## Data records
● ● ●
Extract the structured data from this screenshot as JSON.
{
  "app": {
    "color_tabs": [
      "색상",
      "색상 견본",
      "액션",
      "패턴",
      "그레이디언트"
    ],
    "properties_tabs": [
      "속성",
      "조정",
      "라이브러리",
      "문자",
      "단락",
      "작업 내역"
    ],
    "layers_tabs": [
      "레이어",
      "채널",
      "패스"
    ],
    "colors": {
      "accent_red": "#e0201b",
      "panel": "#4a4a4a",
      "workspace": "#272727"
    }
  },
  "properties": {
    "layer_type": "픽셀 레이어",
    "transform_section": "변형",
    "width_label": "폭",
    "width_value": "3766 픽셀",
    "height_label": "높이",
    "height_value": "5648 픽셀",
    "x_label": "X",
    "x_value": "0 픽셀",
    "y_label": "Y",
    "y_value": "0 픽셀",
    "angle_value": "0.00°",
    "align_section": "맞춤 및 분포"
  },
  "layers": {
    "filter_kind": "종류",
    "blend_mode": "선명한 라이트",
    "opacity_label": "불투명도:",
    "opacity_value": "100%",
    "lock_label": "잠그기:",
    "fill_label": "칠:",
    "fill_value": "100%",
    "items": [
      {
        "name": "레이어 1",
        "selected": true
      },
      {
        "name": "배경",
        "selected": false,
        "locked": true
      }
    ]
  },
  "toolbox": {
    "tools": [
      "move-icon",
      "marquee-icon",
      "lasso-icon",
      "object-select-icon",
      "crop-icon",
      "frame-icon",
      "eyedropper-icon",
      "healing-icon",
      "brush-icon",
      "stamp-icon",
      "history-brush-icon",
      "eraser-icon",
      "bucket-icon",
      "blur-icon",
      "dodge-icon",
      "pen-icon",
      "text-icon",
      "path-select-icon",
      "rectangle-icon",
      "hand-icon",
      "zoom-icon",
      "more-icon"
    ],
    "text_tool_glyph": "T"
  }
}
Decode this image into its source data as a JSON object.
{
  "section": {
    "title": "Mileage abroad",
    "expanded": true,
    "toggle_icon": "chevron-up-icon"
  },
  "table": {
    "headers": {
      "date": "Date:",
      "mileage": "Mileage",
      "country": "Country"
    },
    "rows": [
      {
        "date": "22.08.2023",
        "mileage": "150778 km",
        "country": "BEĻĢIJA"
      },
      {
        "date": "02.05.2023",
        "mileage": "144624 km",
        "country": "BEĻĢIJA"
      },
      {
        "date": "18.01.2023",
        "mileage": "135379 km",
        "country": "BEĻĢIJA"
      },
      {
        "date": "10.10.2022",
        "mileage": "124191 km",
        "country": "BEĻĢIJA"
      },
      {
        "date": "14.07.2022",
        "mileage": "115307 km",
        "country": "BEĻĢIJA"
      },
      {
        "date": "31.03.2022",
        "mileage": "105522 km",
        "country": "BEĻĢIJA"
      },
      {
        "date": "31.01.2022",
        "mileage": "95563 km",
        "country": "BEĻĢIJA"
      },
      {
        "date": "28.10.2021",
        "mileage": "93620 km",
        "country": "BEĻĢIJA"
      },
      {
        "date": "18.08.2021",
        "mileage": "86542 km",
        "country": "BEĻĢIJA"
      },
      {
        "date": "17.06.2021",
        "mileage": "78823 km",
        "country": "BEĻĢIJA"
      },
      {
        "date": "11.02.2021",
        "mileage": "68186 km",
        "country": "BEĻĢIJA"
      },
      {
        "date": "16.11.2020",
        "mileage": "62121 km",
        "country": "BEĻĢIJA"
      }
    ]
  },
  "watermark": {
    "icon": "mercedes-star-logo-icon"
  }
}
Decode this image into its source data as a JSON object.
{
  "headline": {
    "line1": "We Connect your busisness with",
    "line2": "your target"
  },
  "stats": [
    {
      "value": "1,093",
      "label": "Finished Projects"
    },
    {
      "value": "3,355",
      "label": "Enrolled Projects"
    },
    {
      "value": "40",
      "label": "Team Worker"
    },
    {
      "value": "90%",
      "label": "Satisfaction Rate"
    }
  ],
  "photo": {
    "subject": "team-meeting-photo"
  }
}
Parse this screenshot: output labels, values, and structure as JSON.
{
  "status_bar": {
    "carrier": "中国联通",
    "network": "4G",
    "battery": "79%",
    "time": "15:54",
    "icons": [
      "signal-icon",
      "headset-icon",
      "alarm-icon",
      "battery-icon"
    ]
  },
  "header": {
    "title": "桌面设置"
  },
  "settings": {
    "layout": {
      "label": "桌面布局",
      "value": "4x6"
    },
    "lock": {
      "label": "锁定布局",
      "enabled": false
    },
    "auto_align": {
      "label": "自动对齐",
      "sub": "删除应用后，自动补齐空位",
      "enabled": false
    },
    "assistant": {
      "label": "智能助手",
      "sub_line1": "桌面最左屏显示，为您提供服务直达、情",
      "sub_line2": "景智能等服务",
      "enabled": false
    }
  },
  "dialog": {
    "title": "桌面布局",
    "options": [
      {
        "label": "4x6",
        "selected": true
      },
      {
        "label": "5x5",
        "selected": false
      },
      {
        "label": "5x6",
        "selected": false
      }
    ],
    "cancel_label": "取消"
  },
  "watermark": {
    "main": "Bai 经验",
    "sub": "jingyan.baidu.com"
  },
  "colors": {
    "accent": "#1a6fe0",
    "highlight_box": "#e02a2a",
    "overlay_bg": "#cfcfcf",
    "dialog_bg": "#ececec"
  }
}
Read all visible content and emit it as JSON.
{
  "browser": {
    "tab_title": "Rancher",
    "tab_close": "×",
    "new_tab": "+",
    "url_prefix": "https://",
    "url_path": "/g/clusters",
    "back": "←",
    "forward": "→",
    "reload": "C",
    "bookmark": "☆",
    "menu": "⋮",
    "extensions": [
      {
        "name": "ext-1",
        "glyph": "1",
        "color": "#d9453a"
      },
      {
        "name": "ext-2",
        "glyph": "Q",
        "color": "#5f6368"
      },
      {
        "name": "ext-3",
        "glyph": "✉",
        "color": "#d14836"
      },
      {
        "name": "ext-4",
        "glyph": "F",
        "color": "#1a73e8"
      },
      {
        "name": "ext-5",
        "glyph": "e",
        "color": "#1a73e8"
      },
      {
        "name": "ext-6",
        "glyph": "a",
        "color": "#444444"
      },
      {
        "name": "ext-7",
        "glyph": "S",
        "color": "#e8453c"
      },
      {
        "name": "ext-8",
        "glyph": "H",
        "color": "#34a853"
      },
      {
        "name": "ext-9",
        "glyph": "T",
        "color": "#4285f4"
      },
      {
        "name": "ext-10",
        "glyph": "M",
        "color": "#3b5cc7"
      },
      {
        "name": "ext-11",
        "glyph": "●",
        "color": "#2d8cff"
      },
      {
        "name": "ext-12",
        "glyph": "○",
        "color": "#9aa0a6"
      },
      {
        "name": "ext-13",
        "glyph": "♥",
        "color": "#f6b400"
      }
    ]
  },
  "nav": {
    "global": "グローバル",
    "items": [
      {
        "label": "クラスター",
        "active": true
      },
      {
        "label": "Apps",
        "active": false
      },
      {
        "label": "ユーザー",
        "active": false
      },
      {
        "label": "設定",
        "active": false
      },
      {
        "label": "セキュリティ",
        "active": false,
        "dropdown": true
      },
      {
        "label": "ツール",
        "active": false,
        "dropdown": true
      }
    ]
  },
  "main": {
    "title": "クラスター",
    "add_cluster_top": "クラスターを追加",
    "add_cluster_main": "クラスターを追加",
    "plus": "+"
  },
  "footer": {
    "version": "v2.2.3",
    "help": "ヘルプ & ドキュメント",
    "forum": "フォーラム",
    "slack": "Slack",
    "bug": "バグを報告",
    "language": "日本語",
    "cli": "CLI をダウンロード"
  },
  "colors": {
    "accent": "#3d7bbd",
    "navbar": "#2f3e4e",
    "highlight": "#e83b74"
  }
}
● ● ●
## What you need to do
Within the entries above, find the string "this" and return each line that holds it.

## Task answer
Extract the structured data from this screenshot as JSON.
Decode this image into its source data as a JSON object.
Decode this image into its source data as a JSON object.
Parse this screenshot: output labels, values, and structure as JSON.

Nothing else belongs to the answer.